For KPMG and Lockheed Martin, it didn’t hurt that the region recently made a $15 billion investment in infrastructure and in new theaters, museums and art venues; its ranking by Realtor.com as the third most popular city for millennial is a bonus, as well. “That’s promising for a business, especially when combined with the world-class airports here, as our employees travel frequently,” says St. John.

But ultimately, access to talent is the greatest perk. “Being centrally located in the high-tech I-4 corridor enables healthy competition for the best and brightest talent amongst companies in the region.”

About the Orlando Economic Partnership
The Orlando Economic Partnership (the Partnership) works to provide the Orlando region with quality jobs, economic growth, broad-based prosperity and a sustainable quality of life. It is a not-for-profit, public/private partnership representing seven counties – Brevard, Lake, Orange, Osceola, Polk, Seminole and Volusia – as well as the City of Orlando. To learn more visit https://orlandoedc.com/home.aspx.


MORE LIKE THIS

  • Get the CEO Briefing

    Sign up today to get weekly access to the latest issues affecting CEOs in every industry
  • upcoming events

    Roundtable

    Strategic Planning Workshop

    1:00 - 5:00 pm

    Over 70% of Executives Surveyed Agree: Many Strategic Planning Efforts Lack Systematic Approach Tips for Enhancing Your Strategic Planning Process

    Executives expressed frustration with their current strategic planning process. Issues include:

    1. Lack of systematic approach (70%)
    2. Laundry lists without prioritization (68%)
    3. Decisions based on personalities rather than facts and information (65%)

     

    Steve Rutan and Denise Harrison have put together an afternoon workshop that will provide the tools you need to address these concerns.  They have worked with hundreds of executives to develop a systematic approach that will enable your team to make better decisions during strategic planning.  Steve and Denise will walk you through exercises for prioritizing your lists and steps that will reset and reinvigorate your process.  This will be a hands-on workshop that will enable you to think about your business as you use the tools that are being presented.  If you are ready for a Strategic Planning tune-up, select this workshop in your registration form.  The additional fee of $695 will be added to your total.

    To sign up, select this option in your registration form. Additional fee of $695 will be added to your total.

    New York, NY: ​​​Chief Executive's Corporate Citizenship Awards 2017

    Women in Leadership Seminar and Peer Discussion

    2:00 - 5:00 pm

    Female leaders face the same issues all leaders do, but they often face additional challenges too.

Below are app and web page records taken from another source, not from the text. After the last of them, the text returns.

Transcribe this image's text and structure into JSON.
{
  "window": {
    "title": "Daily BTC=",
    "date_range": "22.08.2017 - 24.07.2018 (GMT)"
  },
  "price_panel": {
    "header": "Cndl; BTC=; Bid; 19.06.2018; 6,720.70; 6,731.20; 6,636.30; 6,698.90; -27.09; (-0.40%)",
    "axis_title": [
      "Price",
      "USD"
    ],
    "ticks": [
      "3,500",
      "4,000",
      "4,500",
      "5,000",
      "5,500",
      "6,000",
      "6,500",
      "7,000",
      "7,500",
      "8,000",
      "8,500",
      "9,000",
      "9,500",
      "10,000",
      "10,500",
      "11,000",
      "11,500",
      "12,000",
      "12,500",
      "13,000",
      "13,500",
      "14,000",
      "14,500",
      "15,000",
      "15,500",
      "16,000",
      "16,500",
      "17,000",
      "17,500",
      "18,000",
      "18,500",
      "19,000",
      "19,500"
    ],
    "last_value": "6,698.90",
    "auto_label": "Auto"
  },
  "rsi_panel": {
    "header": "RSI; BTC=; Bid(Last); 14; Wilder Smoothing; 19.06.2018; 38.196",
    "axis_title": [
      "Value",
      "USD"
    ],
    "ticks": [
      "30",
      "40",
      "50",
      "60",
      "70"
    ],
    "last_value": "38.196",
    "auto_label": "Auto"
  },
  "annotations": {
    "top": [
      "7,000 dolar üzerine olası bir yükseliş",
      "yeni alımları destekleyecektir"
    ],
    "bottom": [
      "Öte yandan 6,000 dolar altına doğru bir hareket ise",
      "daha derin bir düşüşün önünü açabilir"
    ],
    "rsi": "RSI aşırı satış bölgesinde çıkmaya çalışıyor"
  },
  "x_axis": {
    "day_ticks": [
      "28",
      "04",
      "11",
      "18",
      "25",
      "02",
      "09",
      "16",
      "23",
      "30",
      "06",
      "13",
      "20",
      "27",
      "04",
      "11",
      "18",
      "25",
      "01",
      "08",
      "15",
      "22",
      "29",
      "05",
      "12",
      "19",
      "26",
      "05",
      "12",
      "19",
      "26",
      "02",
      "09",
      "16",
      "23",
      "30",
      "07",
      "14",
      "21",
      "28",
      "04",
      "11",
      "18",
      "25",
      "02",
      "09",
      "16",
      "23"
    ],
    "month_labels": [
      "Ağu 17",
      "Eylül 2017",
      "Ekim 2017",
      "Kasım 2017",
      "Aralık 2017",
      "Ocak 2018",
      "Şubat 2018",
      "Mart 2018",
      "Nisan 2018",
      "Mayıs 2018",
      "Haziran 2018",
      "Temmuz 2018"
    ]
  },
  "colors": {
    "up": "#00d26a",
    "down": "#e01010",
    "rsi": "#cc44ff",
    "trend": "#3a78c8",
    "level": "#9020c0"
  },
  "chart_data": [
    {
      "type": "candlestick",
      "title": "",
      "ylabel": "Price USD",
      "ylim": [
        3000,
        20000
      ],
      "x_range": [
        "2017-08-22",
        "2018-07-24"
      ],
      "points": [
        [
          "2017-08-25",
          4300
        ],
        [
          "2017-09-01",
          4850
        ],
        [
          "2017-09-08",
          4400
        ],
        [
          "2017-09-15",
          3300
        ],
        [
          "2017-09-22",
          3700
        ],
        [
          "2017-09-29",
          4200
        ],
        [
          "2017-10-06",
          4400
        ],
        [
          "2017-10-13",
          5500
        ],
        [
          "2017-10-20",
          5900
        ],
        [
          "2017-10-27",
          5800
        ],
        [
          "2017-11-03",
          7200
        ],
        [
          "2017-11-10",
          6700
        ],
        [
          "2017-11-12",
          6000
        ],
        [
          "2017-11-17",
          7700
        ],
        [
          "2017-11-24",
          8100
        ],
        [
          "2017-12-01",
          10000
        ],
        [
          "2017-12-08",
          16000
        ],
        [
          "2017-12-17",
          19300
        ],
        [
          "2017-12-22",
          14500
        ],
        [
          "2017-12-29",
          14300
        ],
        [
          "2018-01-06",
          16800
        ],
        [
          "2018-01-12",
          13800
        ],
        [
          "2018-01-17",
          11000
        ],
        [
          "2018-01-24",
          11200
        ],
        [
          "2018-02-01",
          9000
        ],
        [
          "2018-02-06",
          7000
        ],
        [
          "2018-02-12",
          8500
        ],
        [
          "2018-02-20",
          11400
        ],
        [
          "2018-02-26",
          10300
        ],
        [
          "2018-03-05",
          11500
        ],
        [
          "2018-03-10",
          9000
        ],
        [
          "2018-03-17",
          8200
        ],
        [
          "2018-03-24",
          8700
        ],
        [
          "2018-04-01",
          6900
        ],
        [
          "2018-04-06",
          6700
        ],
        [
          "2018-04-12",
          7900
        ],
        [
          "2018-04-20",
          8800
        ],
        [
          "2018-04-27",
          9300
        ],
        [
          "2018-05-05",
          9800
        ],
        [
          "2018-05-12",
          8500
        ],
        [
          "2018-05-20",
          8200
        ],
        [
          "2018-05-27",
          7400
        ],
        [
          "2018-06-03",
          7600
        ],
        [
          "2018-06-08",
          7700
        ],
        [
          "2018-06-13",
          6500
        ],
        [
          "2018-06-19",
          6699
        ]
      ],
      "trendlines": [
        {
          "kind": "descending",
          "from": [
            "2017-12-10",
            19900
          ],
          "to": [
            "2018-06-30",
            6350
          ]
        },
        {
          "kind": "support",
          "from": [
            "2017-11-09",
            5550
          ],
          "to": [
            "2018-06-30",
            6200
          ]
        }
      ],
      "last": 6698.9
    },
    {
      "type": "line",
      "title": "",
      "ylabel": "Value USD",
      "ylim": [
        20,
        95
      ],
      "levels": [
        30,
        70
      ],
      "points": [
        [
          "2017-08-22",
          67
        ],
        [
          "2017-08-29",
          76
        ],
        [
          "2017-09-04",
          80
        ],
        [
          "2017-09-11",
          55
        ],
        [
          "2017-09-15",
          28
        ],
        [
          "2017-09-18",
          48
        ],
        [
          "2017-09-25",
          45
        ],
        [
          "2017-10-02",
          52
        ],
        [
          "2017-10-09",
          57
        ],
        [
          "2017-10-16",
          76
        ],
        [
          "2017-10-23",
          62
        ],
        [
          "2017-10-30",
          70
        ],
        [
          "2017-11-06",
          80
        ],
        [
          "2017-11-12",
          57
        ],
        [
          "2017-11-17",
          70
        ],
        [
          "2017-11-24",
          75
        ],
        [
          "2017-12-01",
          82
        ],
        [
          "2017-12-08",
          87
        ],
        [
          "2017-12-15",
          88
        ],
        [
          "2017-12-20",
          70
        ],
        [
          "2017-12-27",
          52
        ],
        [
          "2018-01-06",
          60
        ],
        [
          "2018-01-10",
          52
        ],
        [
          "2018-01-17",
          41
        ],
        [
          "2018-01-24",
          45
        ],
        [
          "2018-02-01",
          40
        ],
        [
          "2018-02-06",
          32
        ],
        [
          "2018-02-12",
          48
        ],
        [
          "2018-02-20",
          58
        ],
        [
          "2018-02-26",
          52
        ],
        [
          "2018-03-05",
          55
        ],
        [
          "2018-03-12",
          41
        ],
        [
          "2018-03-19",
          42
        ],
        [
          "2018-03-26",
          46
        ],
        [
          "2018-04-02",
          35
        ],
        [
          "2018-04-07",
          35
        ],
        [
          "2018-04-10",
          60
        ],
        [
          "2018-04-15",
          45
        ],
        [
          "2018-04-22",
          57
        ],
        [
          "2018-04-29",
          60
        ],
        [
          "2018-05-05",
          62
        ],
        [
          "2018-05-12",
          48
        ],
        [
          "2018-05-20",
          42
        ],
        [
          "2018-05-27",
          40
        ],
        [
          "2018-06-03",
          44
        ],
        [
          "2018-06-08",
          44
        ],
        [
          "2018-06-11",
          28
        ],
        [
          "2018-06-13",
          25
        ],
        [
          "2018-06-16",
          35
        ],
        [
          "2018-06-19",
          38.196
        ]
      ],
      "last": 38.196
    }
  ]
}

In this peer session, we will facilitate a discussion of best practices and how to overcome common barriers to help women leaders be more effective within and outside their organizations. 

    Limited space available.

    To sign up, select this option in your registration form. Additional fee of $495 will be added to your total.

    Golf Outing

    10:30 - 5:00 pm
    General’s Retreat at Hermitage Golf Course
    Sponsored by UBS

    General’s Retreat, built in 1986 with architect Gary Roger Baird, has been voted the “Best Golf Course in Nashville” and is a “must play” when visiting the Nashville, Tennessee area. With the beautiful setting along the Cumberland River, golfers of all capabilities will thoroughly enjoy the golf, scenery and hospitality.

    The golf outing fee includes transportation to and from the hotel, greens/cart fees, use of practice facilities, and boxed lunch. The bus will leave the hotel at 10:30 am for a noon shotgun start and return to the hotel after the cocktail reception following the completion of the round.

    To sign up, select this option in your registration form. Additional fee of $295 will be added to your total.